Same is with “Project Tango”. It gathers info regarding its surroundings. Now this might not sound so “sci-fi” but it is. Imagine you want to see someone in front of you. Imagine transferring the surroundings of one place (or from a person) to appear in front of you – you then get “augmented reality”. That can give you the ability to turn your home in to a virtual paintball field or an amusement park. You can create games and shoot zombies even.

Since it’s mixed reality, there’s no fear of running full-bore into the nearest wall after donning your VR headset and seeing a virtual ghost. With mixed reality, you’d see the wall, in whatever form the game rendered it. (You’ll still look like a goofball, but such stigmas are bound to change as VR becomes more common.) You’d be able to play a first-person shooter game in your own home or in any mapped room; you’d dodge incoming fire behind your couch and duck into a closet to reload.

Tango devices are able to so function because they are equipped with motion tracking, area learning, and depth perception capabilities. The combination of all three allows the device to create an incredibly accurate 3D map of an area. The infrared sensors have some limitations. For instance, the device will struggle to map bright windows, as sunlight transmits too much infrared and confuses the sensors. Still, despite such early-phase limitations, the results are still unlike anything you’ve ever seen.

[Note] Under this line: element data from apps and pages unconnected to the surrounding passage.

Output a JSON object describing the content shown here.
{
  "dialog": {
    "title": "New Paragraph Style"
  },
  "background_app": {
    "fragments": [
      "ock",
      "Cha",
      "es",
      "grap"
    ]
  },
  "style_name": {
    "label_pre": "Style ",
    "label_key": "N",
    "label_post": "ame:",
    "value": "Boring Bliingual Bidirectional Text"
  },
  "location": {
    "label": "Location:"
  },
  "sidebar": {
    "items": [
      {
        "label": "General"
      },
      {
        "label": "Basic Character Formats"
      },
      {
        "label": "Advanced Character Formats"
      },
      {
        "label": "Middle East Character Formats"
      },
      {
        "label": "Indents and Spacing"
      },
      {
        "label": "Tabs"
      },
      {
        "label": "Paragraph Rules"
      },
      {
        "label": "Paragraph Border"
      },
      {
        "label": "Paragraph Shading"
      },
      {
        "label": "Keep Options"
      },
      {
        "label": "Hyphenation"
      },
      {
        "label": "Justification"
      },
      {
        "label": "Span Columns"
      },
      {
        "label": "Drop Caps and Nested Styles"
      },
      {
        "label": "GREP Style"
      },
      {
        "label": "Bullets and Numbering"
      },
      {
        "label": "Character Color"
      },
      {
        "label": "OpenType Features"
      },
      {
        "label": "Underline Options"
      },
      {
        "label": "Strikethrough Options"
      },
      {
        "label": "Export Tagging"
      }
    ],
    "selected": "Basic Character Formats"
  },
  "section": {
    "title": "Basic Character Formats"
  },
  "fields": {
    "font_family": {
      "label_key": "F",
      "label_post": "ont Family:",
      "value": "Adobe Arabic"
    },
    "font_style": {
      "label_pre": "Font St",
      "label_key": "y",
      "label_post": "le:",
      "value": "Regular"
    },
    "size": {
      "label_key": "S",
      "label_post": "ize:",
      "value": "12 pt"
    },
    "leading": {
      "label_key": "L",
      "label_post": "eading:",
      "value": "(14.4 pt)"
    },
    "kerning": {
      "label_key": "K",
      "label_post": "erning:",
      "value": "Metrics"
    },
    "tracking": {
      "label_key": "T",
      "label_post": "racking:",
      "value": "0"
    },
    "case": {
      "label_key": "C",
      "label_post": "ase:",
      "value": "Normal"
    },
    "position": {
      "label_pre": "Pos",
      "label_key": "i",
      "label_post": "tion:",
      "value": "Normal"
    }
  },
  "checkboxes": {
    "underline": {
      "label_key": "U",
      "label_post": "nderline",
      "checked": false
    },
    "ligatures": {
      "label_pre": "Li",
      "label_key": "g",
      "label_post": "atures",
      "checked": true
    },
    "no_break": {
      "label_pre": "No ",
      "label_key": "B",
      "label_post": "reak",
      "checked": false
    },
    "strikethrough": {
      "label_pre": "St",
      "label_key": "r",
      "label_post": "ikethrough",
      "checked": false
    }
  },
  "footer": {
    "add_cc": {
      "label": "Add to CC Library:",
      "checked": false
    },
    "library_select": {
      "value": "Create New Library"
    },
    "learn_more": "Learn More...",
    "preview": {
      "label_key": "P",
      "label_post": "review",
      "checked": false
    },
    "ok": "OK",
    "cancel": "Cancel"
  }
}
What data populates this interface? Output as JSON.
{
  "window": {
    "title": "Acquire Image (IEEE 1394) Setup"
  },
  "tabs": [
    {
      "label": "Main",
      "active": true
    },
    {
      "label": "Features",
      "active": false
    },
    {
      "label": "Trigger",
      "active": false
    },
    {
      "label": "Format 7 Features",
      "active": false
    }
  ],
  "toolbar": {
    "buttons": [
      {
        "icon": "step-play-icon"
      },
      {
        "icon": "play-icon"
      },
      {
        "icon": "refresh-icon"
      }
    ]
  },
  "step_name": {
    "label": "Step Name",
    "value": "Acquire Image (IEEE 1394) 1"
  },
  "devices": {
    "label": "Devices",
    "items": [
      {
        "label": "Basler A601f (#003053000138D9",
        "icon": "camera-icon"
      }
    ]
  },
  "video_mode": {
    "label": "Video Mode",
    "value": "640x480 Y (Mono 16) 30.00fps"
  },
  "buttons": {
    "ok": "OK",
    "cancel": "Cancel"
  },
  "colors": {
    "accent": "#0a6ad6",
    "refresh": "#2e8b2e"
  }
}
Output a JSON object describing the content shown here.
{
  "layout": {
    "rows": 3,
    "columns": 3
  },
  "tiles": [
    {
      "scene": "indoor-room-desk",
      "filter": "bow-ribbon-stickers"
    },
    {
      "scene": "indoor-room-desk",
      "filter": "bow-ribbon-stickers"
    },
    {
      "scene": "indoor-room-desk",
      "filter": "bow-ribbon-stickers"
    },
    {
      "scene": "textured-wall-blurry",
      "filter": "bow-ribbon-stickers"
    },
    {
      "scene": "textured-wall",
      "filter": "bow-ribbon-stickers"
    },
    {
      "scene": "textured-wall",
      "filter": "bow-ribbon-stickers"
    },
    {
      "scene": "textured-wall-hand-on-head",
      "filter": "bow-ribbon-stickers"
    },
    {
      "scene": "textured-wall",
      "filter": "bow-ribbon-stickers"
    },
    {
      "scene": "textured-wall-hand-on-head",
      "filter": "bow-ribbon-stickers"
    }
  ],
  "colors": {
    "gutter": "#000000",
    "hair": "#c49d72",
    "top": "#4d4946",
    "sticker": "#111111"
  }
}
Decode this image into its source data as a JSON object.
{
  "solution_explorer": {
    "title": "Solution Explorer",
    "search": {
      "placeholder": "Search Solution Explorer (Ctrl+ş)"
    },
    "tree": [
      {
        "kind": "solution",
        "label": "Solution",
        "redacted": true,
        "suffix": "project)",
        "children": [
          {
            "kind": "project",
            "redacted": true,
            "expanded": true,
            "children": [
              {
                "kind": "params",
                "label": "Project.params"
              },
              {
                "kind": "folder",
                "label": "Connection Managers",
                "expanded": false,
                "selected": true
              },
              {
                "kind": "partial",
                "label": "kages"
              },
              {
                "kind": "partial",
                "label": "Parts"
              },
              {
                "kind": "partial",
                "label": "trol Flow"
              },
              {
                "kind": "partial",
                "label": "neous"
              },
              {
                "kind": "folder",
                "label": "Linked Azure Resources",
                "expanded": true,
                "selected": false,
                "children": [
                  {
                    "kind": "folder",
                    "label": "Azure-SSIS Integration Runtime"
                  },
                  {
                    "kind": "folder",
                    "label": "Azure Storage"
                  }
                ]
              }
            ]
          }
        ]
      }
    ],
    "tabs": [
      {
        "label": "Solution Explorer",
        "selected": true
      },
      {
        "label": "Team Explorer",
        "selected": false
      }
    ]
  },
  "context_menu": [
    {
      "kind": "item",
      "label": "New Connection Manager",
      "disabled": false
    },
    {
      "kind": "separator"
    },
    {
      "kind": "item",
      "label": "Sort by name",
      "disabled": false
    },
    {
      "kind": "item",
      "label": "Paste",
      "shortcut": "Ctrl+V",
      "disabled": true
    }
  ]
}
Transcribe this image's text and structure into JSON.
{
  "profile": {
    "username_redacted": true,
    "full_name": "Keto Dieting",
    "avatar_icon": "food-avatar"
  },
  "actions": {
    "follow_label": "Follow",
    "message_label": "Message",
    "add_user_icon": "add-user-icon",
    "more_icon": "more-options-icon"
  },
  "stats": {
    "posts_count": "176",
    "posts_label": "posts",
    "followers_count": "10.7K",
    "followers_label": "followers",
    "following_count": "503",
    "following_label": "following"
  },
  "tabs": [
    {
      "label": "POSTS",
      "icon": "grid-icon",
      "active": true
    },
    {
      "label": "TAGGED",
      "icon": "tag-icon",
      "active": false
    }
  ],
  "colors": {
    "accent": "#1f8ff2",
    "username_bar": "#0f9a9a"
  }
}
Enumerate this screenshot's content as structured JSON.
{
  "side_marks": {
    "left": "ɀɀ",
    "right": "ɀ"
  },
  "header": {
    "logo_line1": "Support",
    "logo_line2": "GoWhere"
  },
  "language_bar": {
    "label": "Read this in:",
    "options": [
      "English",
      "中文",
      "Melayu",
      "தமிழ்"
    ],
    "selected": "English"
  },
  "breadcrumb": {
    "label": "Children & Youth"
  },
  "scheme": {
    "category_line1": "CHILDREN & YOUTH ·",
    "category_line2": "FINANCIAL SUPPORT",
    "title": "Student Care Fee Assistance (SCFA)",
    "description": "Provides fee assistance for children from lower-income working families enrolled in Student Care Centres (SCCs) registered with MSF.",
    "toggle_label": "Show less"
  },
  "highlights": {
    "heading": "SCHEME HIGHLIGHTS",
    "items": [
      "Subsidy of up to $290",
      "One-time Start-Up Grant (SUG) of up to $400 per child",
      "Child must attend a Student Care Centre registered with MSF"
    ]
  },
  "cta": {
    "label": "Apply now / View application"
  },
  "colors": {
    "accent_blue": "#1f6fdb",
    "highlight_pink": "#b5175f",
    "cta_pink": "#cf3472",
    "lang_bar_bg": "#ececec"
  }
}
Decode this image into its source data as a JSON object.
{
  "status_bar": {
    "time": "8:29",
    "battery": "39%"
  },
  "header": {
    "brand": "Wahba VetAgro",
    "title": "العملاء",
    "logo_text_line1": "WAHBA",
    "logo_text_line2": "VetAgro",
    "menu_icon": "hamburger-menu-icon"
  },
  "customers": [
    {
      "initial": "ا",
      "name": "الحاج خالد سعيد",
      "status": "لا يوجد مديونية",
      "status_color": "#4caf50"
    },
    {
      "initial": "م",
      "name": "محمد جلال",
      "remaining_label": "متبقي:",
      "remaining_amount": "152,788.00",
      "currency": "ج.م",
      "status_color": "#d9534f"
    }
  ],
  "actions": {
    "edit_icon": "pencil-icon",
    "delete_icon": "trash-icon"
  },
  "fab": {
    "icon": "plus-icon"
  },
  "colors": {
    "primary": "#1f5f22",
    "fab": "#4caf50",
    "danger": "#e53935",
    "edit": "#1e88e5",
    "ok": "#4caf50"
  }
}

But take the speculation to the big picture and your head may start spinning. Google could maintain a database that holds 3D maps of public spaces: streets, bike lanes, libraries, and so on. (Think Street View, but way more badass.) This information could then be used to further the navigational capacities of self-driving cars. The technology could assist visually impaired people with a form of sonar. It could also allow for major breakthroughs in robotics: As better robots are developed, they’ll be able to come prepackaged with knowledge of their surroundings — and the ability to discover and react to any changes. NASA is among many who, for this reason, are intrigued. One can imagine a grocery store that receives your list and creates a map for you to follow, in real time, of the most efficient route to each item. (If not that, you’ll at least be able to keep your kids both entertained and distracted as you finish up the shopping.)

Currently we have what it takes to make augmented reality – so why don’t you get a good programmer and see what you can do?